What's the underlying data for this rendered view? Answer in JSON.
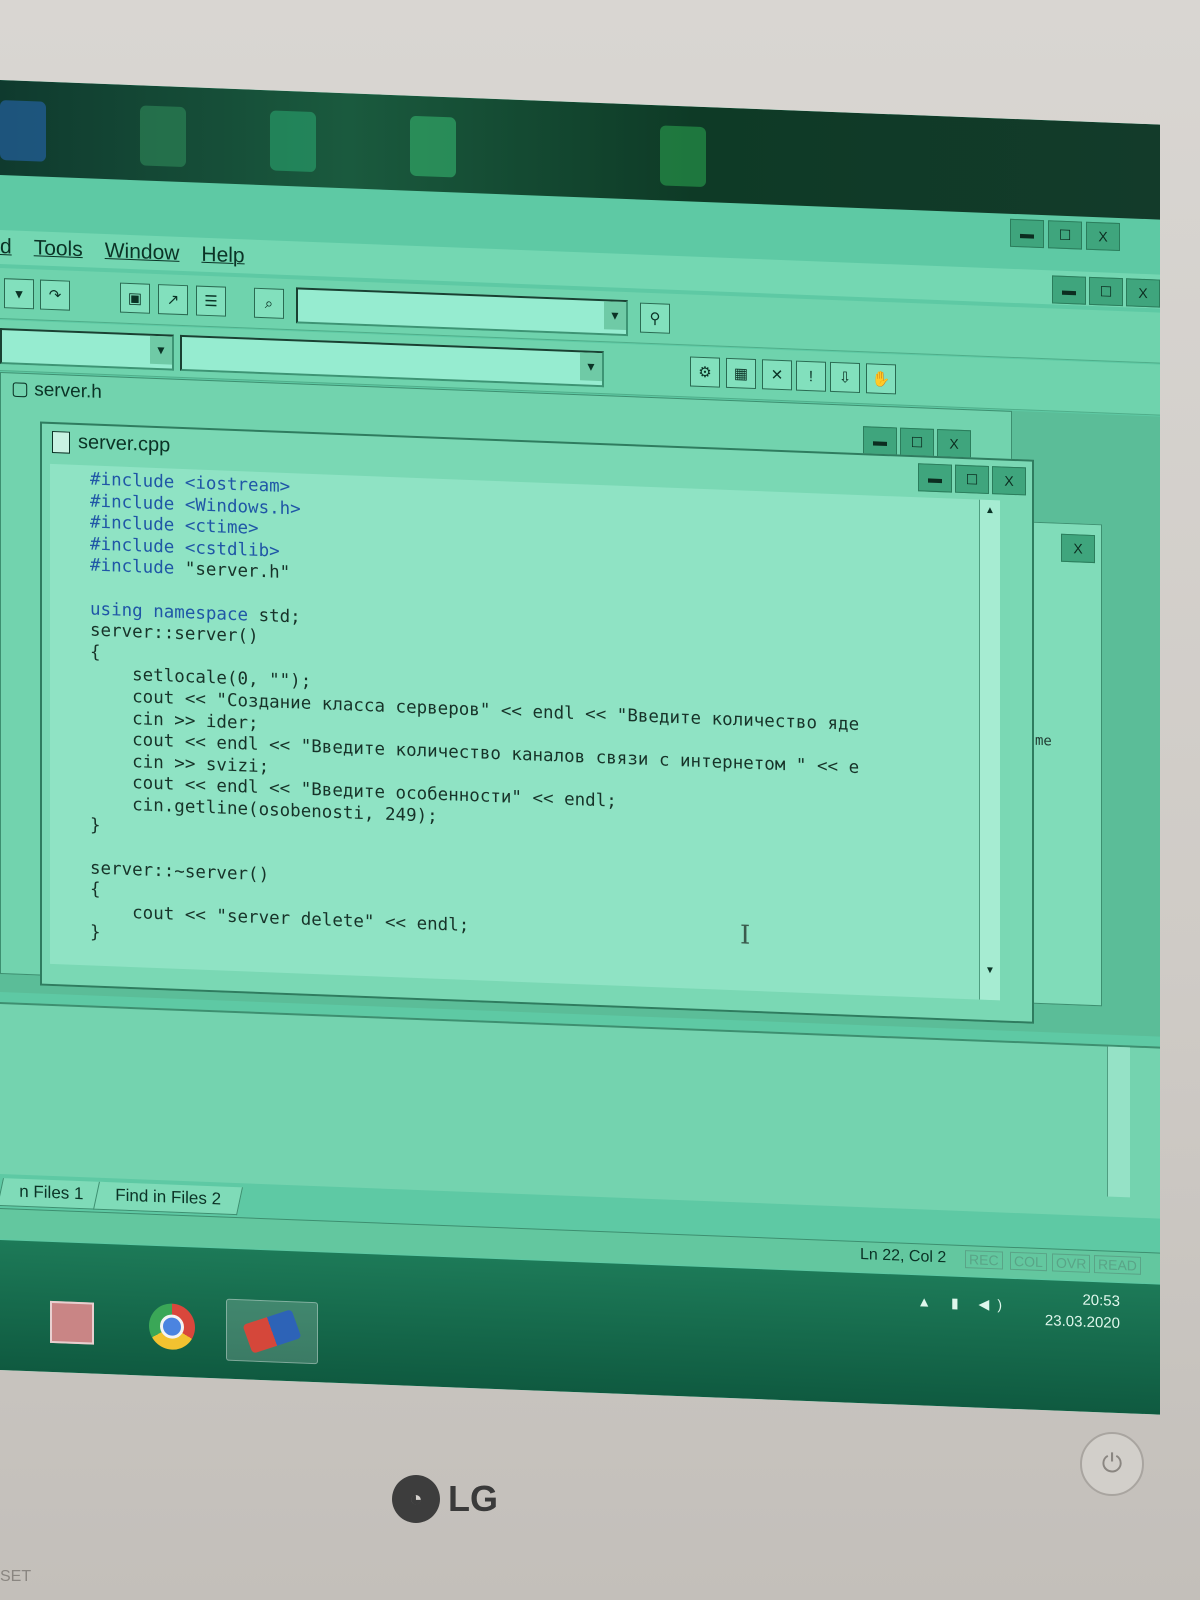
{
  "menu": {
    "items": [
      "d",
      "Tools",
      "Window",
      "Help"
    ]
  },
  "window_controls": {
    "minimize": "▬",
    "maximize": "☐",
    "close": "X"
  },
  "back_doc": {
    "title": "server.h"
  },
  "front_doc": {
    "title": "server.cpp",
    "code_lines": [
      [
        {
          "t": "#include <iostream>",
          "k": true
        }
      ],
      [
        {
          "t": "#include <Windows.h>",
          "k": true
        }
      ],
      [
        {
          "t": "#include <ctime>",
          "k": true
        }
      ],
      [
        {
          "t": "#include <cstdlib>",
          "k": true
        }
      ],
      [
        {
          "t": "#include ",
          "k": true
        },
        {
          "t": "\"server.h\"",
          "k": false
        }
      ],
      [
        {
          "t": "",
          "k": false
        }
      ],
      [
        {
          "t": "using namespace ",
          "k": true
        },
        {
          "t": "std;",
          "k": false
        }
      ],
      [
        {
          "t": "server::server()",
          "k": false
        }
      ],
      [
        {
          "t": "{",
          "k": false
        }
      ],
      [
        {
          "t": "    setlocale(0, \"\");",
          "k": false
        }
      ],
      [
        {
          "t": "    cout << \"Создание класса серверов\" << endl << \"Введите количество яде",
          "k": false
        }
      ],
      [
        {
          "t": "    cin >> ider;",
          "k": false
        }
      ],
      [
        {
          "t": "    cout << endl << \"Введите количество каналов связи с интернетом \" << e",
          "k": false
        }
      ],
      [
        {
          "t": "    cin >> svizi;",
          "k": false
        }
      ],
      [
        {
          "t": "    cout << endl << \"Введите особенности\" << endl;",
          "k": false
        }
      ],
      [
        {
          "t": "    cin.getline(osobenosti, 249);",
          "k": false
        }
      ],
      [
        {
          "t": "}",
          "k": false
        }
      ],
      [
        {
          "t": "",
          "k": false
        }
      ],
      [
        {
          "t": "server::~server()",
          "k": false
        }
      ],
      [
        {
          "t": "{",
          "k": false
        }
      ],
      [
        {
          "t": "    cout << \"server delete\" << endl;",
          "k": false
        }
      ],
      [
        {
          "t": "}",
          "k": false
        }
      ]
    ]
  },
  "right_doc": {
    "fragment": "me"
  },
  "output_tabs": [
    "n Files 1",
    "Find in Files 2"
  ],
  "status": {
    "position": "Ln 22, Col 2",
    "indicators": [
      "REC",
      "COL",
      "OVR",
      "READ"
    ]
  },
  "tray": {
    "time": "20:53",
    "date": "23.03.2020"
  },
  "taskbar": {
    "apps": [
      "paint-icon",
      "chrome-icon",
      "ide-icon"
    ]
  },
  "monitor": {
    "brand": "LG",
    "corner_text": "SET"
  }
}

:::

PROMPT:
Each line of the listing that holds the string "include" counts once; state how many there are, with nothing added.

WRITTEN ANSWER:
5